© The Board of Trustees of the Science Museum

Science Museum Group Collection
© The Board of Trustees of the Science Museum

Model of influenza virus built for Professor W G Laver to the structure of the influenza virus (magnified 5 million times) and its rapid mutation of the influenza virus and shown at the Royal Society in June 1994

Magnified five million times to a size of 710 mm in diameter, this model shows a particle of the influenza virus. The yellow rod shapes represent haemagglutin, used by the virus to gain entry into cells in the body. The four-pronged mushroom represents an enzyme, neuraminidase, used by the virus when it has shifted and changed in shape to spread to other cells. The changeable nature of the shape of the virus means flu is difficult to prevent using a vaccine. The model was made for William Graeme Laver, a virologist working on a treatment for influenza, to exhibit at the Royal Society in June 1994.

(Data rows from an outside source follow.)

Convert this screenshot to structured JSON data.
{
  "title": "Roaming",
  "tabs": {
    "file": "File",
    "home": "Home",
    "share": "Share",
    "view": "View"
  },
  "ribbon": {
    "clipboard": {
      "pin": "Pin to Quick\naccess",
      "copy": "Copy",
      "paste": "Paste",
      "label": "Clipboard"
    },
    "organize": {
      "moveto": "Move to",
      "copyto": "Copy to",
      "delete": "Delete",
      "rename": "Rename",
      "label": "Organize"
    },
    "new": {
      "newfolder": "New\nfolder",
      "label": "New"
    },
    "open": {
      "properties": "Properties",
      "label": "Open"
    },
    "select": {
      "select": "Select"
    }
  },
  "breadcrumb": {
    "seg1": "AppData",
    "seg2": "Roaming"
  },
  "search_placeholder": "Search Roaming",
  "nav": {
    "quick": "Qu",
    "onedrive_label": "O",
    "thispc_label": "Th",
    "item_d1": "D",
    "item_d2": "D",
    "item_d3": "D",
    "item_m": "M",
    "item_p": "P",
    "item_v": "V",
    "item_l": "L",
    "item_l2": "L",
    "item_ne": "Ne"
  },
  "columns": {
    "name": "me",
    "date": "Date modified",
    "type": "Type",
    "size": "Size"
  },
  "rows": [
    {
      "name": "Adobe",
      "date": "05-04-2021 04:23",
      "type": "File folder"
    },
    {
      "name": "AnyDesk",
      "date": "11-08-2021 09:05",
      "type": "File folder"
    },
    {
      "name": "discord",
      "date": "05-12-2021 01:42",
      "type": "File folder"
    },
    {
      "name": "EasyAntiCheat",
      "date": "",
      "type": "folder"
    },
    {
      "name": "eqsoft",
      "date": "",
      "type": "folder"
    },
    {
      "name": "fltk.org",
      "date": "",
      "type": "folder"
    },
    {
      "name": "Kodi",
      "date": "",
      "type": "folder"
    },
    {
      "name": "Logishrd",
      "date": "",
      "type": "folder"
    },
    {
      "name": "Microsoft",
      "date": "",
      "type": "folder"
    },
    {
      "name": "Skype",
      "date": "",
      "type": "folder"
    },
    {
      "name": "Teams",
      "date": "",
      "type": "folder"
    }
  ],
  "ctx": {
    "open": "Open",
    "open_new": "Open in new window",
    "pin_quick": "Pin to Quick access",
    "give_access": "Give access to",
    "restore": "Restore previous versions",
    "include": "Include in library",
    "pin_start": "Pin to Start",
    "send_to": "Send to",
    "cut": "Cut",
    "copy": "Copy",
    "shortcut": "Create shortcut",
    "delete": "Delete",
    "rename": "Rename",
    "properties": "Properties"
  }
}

Details

Category:
Biochemistry
Object Number:
1994-1033
Materials:
metal and plastic
type:
model
taxonomy:
  • visual and verbal communication
credit:
Laver, W.G.